The major UK fishing companies saw the Brexit deal as a way of cutting out their European rivals from British fishing waters, while claiming they were acting out of patriotism. At the same time, these firms have been fiercely resistant to any redistribution within the UK fishing industry post-Brexit – on the grounds that big firms should be rewarded for their investments over the past twenty years. They argued that any extra quotas for the smaller boats or for new fishermen should come, not from the existing quota distribution, but from an enlarged fishing quota post-Brexit.


While the fishing oligarchs have done well under the EU’s quota system, the inshore boat owners have not, and are unlikely to benefit from the Brexit deal that has failed to win a decisively larger national share of fishing. With the big firms refusing to redistribute the existing quota, the decline of UK coastal fishing will continue. And the chances of a rise in Britain’s 25% share once the five year transition period is up are slim.  If Britain tried to reduce EU fishing in British waters the EU would impose stiff tariffs on Britain’s fish exports on which UK fishing depends.

The small boat fleet argues that fisheries should be made a public resource with a post-Brexit government redistributing quotas for social and environmental good. Against the big business argument that smaller boats lack capacity or markets to fulfil bigger quotas, they argue that this problem could be rectified by investment in onshore facilities and by improving the supply chain infrastructure, enabling them to process and sell their catches more easily.

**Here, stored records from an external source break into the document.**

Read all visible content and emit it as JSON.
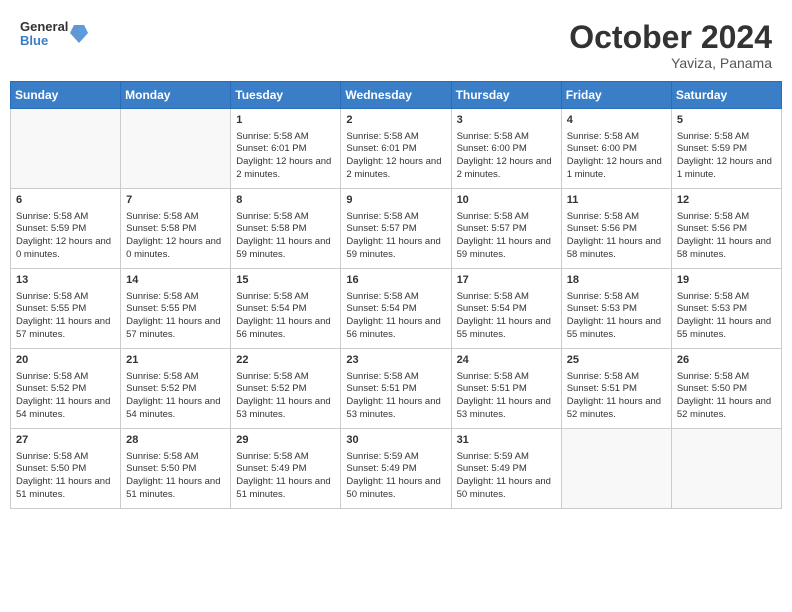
{
  "header": {
    "logo_general": "General",
    "logo_blue": "Blue",
    "month_title": "October 2024",
    "location": "Yaviza, Panama"
  },
  "weekdays": [
    "Sunday",
    "Monday",
    "Tuesday",
    "Wednesday",
    "Thursday",
    "Friday",
    "Saturday"
  ],
  "weeks": [
    [
      {
        "day": "",
        "info": ""
      },
      {
        "day": "",
        "info": ""
      },
      {
        "day": "1",
        "info": "Sunrise: 5:58 AM\nSunset: 6:01 PM\nDaylight: 12 hours and 2 minutes."
      },
      {
        "day": "2",
        "info": "Sunrise: 5:58 AM\nSunset: 6:01 PM\nDaylight: 12 hours and 2 minutes."
      },
      {
        "day": "3",
        "info": "Sunrise: 5:58 AM\nSunset: 6:00 PM\nDaylight: 12 hours and 2 minutes."
      },
      {
        "day": "4",
        "info": "Sunrise: 5:58 AM\nSunset: 6:00 PM\nDaylight: 12 hours and 1 minute."
      },
      {
        "day": "5",
        "info": "Sunrise: 5:58 AM\nSunset: 5:59 PM\nDaylight: 12 hours and 1 minute."
      }
    ],
    [
      {
        "day": "6",
        "info": "Sunrise: 5:58 AM\nSunset: 5:59 PM\nDaylight: 12 hours and 0 minutes."
      },
      {
        "day": "7",
        "info": "Sunrise: 5:58 AM\nSunset: 5:58 PM\nDaylight: 12 hours and 0 minutes."
      },
      {
        "day": "8",
        "info": "Sunrise: 5:58 AM\nSunset: 5:58 PM\nDaylight: 11 hours and 59 minutes."
      },
      {
        "day": "9",
        "info": "Sunrise: 5:58 AM\nSunset: 5:57 PM\nDaylight: 11 hours and 59 minutes."
      },
      {
        "day": "10",
        "info": "Sunrise: 5:58 AM\nSunset: 5:57 PM\nDaylight: 11 hours and 59 minutes."
      },
      {
        "day": "11",
        "info": "Sunrise: 5:58 AM\nSunset: 5:56 PM\nDaylight: 11 hours and 58 minutes."
      },
      {
        "day": "12",
        "info": "Sunrise: 5:58 AM\nSunset: 5:56 PM\nDaylight: 11 hours and 58 minutes."
      }
    ],
    [
      {
        "day": "13",
        "info": "Sunrise: 5:58 AM\nSunset: 5:55 PM\nDaylight: 11 hours and 57 minutes."
      },
      {
        "day": "14",
        "info": "Sunrise: 5:58 AM\nSunset: 5:55 PM\nDaylight: 11 hours and 57 minutes."
      },
      {
        "day": "15",
        "info": "Sunrise: 5:58 AM\nSunset: 5:54 PM\nDaylight: 11 hours and 56 minutes."
      },
      {
        "day": "16",
        "info": "Sunrise: 5:58 AM\nSunset: 5:54 PM\nDaylight: 11 hours and 56 minutes."
      },
      {
        "day": "17",
        "info": "Sunrise: 5:58 AM\nSunset: 5:54 PM\nDaylight: 11 hours and 55 minutes."
      },
      {
        "day": "18",
        "info": "Sunrise: 5:58 AM\nSunset: 5:53 PM\nDaylight: 11 hours and 55 minutes."
      },
      {
        "day": "19",
        "info": "Sunrise: 5:58 AM\nSunset: 5:53 PM\nDaylight: 11 hours and 55 minutes."
      }
    ],
    [
      {
        "day": "20",
        "info": "Sunrise: 5:58 AM\nSunset: 5:52 PM\nDaylight: 11 hours and 54 minutes."
      },
      {
        "day": "21",
        "info": "Sunrise: 5:58 AM\nSunset: 5:52 PM\nDaylight: 11 hours and 54 minutes."
      },
      {
        "day": "22",
        "info": "Sunrise: 5:58 AM\nSunset: 5:52 PM\nDaylight: 11 hours and 53 minutes."
      },
      {
        "day": "23",
        "info": "Sunrise: 5:58 AM\nSunset: 5:51 PM\nDaylight: 11 hours and 53 minutes."
      },
      {
        "day": "24",
        "info": "Sunrise: 5:58 AM\nSunset: 5:51 PM\nDaylight: 11 hours and 53 minutes."
      },
      {
        "day": "25",
        "info": "Sunrise: 5:58 AM\nSunset: 5:51 PM\nDaylight: 11 hours and 52 minutes."
      },
      {
        "day": "26",
        "info": "Sunrise: 5:58 AM\nSunset: 5:50 PM\nDaylight: 11 hours and 52 minutes."
      }
    ],
    [
      {
        "day": "27",
        "info": "Sunrise: 5:58 AM\nSunset: 5:50 PM\nDaylight: 11 hours and 51 minutes."
      },
      {
        "day": "28",
        "info": "Sunrise: 5:58 AM\nSunset: 5:50 PM\nDaylight: 11 hours and 51 minutes."
      },
      {
        "day": "29",
        "info": "Sunrise: 5:58 AM\nSunset: 5:49 PM\nDaylight: 11 hours and 51 minutes."
      },
      {
        "day": "30",
        "info": "Sunrise: 5:59 AM\nSunset: 5:49 PM\nDaylight: 11 hours and 50 minutes."
      },
      {
        "day": "31",
        "info": "Sunrise: 5:59 AM\nSunset: 5:49 PM\nDaylight: 11 hours and 50 minutes."
      },
      {
        "day": "",
        "info": ""
      },
      {
        "day": "",
        "info": ""
      }
    ]
  ]
}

The Department for Environment, Food and Rural Affairs claimed in a 2018 paper on Brexit that the government “will decide who can access our waters after 2020…for the first time in over 40 years.” But such access to “our” waters will be effectively reserved for the big fishing companies, UK and European. Increased sovereignty after Brexit could be used to benefit Britain’s 24,000 fishing workers and impoverished fishing ports, but that would mean breaking the icy grip the capitalist ‘Codfathers’ have on British fishing.

A trawler leaving the port of Ullapool, north west Scotland